“It showed me the power of music and the power of hip hop,” Green said. “And how to use something that is familiar, while interjecting something that’s not as normal. To normalize the behavior of talking about what’s going on with someone mentally, without feeling embarrassed.”

While there are many different coping mechanisms, music can be used to say things words are unable to reach.

“I can talk to someone but when you hear a song you’re sharing [that emotion],” Conard said. “Music is expressing. It’s not just talking or feeling the emotion.”

Along with music, the students were taught other coping mechanisms, such as personal mantras, throughout the program to battle mental health issues. These mantras were created by the students and included messages such as, “I will change the perspective of Black men in America.”

Watching the group evolve over the course of the program was the most rewarding element, Green said.

“I’m grateful that these young men have healed as they’ve gone through this process,” Green said. “And I’m hopeful that they’ll continue the bond that they’ve created.
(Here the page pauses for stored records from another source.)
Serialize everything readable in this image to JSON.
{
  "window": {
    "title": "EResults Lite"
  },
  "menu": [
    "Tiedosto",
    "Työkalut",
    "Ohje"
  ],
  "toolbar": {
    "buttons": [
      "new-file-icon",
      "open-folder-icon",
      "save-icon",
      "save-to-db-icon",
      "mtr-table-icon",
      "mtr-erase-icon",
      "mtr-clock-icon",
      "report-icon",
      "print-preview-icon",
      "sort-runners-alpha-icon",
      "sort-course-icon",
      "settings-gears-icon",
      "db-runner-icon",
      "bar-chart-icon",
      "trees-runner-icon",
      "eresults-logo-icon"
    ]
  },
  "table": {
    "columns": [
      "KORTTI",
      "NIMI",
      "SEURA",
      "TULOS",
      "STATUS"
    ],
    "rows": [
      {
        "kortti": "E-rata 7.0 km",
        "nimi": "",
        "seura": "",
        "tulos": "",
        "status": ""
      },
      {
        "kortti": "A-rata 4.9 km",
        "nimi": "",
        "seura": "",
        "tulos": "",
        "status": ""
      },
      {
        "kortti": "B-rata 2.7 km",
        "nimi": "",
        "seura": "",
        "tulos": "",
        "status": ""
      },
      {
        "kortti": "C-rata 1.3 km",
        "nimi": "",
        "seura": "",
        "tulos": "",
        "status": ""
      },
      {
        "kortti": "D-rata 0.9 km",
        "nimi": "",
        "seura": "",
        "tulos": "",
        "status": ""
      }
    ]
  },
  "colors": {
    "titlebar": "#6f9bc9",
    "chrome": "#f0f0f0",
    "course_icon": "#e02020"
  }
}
Mental health in teens and young adults has been a topic of conversation after the pandemic worsened mental health effects. Mental health issues have also been a prevalent issue in Black men. A reported seven million Black Americans reported they had a mental illness within the last year. When studied, Black men were some of those particularly concerned about the stigma revolving around mental health.

“Cohort effects, exposure to mental illness, and increased knowledge of mental illness are factors that could potentially change beliefs about symptoms of mental illness,” the study stated.
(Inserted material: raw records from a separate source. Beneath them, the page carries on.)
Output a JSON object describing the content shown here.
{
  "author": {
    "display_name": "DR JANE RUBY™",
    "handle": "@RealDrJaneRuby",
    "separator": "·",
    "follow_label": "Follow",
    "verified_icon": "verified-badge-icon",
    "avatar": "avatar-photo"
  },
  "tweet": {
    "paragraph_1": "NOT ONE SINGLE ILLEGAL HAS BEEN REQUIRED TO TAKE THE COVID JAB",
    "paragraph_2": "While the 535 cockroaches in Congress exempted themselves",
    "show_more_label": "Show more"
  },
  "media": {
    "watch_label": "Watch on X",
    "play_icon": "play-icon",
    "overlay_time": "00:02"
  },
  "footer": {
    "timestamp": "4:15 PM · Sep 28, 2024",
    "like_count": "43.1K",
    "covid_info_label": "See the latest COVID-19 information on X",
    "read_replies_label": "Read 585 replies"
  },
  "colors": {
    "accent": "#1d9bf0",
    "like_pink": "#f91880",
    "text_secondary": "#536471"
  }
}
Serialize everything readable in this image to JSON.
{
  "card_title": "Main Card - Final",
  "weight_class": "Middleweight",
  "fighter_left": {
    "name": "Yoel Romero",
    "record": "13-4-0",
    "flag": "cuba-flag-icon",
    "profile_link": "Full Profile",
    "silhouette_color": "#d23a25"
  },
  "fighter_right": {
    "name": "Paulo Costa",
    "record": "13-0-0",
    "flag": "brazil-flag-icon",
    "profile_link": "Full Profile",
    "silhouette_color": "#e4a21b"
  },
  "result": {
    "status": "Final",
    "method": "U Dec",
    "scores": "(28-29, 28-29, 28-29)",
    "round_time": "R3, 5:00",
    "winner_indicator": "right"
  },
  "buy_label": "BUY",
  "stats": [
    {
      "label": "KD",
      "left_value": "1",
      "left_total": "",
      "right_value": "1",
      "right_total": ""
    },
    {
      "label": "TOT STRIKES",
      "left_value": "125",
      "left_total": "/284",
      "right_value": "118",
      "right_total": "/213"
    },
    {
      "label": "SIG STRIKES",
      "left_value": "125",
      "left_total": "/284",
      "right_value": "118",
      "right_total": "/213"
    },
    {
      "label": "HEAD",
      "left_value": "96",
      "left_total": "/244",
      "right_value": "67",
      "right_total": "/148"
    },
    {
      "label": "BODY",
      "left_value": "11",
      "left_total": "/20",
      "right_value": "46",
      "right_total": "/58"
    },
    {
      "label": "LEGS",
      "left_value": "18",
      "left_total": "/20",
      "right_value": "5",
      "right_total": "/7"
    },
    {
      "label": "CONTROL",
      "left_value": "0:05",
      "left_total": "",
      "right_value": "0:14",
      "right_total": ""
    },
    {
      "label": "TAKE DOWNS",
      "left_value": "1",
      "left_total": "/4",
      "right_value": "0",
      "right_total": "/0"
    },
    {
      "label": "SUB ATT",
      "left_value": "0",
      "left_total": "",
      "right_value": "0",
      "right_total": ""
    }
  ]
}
Green used this concept in his programs and focused on creating a community throughout their duration.

Green plans to keep in touch with the group as they take these skills into the rest of their lives. He is hopeful for the future as he looks to expand the program into other Northeast Ohio schools and eventually the rest of the country.
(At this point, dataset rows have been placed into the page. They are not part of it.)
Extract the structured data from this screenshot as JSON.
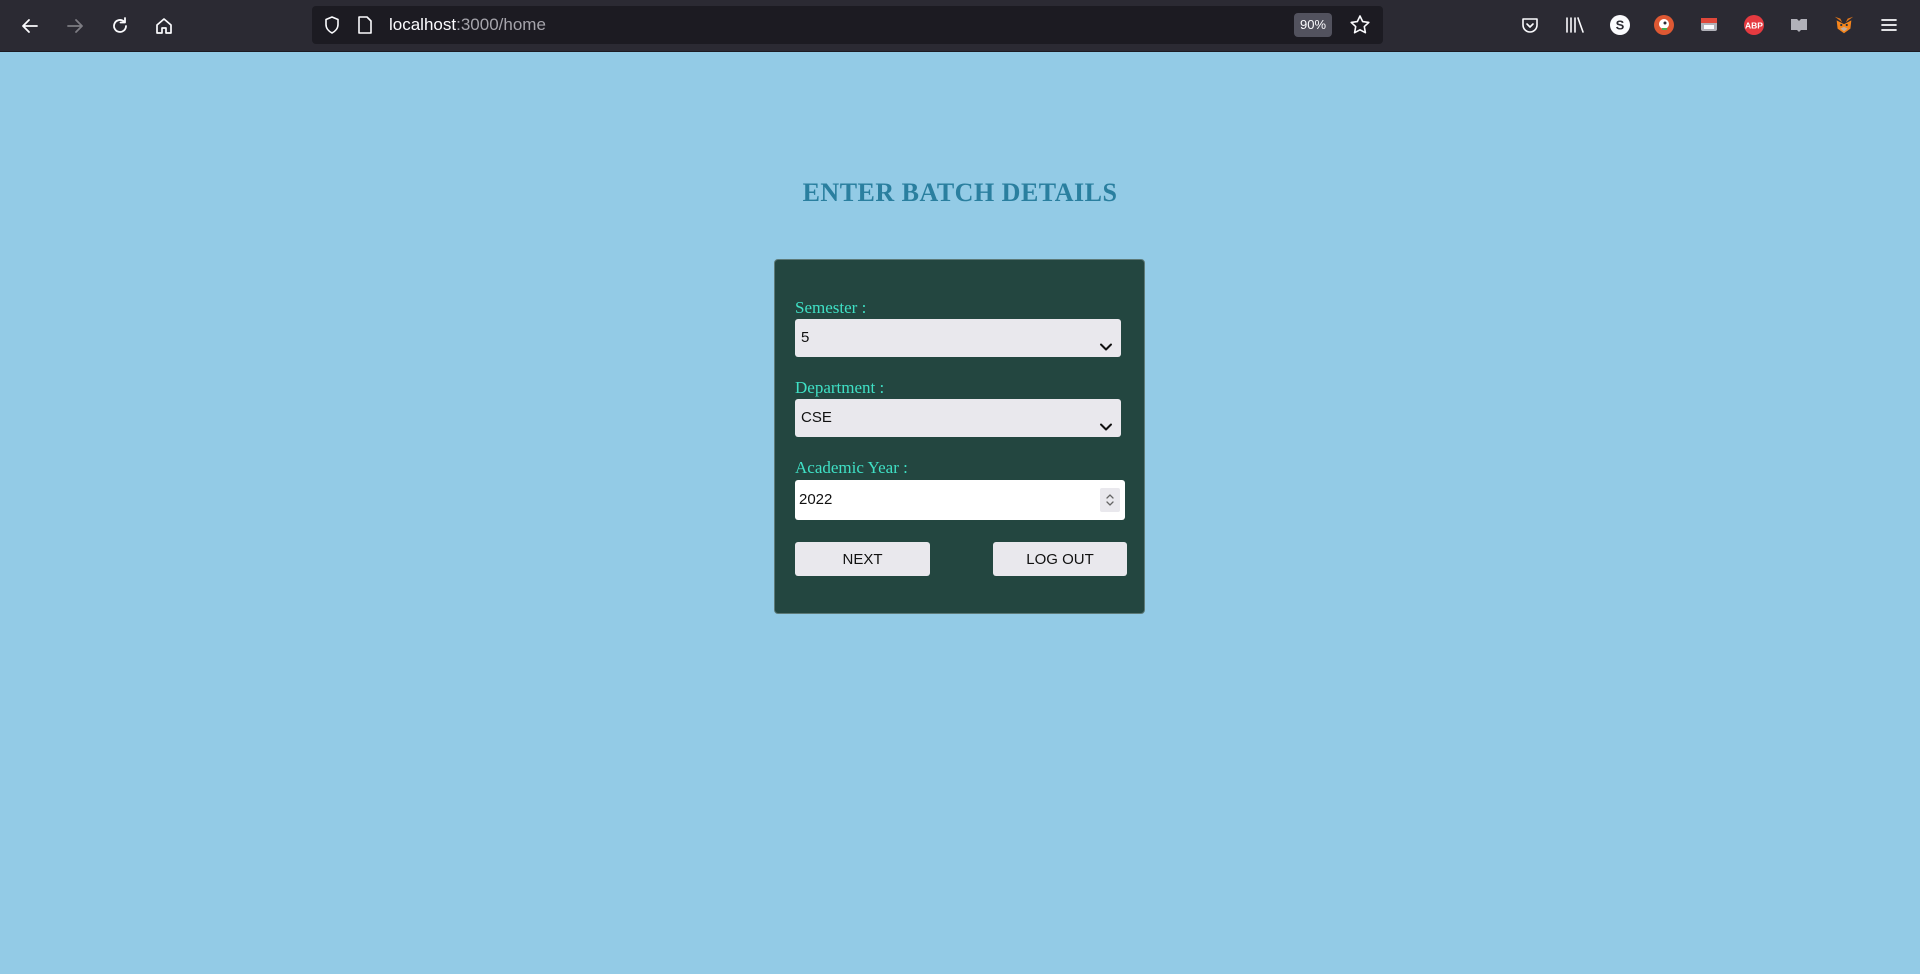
{
  "browser": {
    "url_host": "localhost",
    "url_path": ":3000/home",
    "zoom": "90%",
    "icons": [
      "back-icon",
      "forward-icon",
      "reload-icon",
      "home-icon",
      "shield-icon",
      "page-icon",
      "star-icon",
      "pocket-icon",
      "library-icon",
      "s-extension-icon",
      "duckduckgo-icon",
      "screenshot-icon",
      "adblock-plus-icon",
      "reader-view-icon",
      "metamask-icon",
      "menu-icon"
    ],
    "abp_label": "ABP",
    "s_label": "S"
  },
  "page": {
    "title": "ENTER BATCH DETAILS",
    "form": {
      "semester_label": "Semester :",
      "semester_value": "5",
      "department_label": "Department :",
      "department_value": "CSE",
      "year_label": "Academic Year :",
      "year_value": "2022",
      "next_label": "NEXT",
      "logout_label": "LOG OUT"
    }
  },
  "colors": {
    "page_bg": "#93cbe6",
    "title": "#2a7f9f",
    "card_bg": "#234640",
    "label": "#3fe0c5"
  }
}
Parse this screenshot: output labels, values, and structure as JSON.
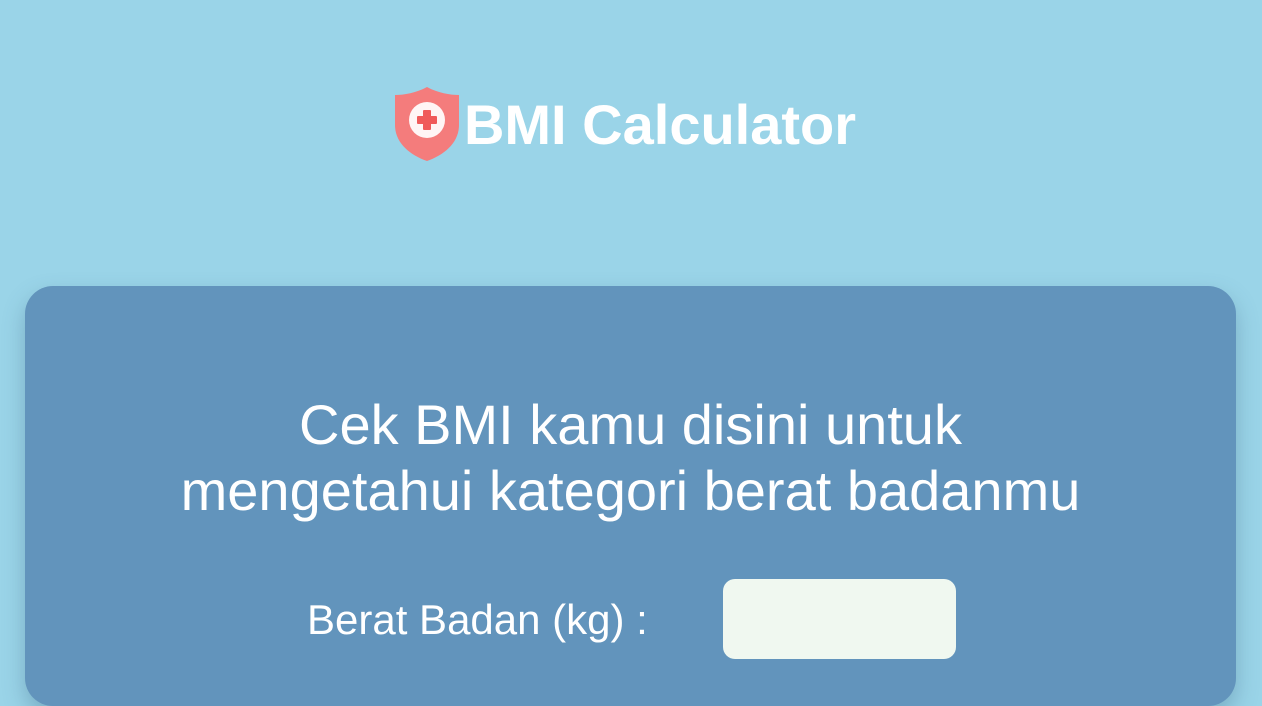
{
  "header": {
    "logo_icon": "shield-medical-icon",
    "title": "BMI Calculator"
  },
  "card": {
    "headline_line1": "Cek BMI kamu disini untuk",
    "headline_line2": "mengetahui kategori berat badanmu",
    "weight_label": "Berat Badan (kg) :",
    "weight_value": ""
  },
  "colors": {
    "background": "#9ad4e8",
    "card": "#6294bc",
    "shield": "#f08080",
    "input_bg": "#f0f8f0"
  }
}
Green’s assistant, Shelly Gates, watched the program grow and expand. “I’m super excited for what we have coming up, working with possibly some schools in Columbus,” Gates said. “Our PR person is based in LA so just expanding the program and creating more classes with Cope Dealers that can push these coping mechanisms into their community [is exciting]. It’ll be a whole huge thing versus a small group of people.”

Until then, Green and his team are proud of the work the Cope Kingz have done and are hopeful for the future.

“Some of them want to do music, some want to run their own business and some want to work with their families,” Green said.” But the most important thing is that they can carry this experience with them for life, period.”

Madeleine Majikas is a reporter. Contact her at [email protected]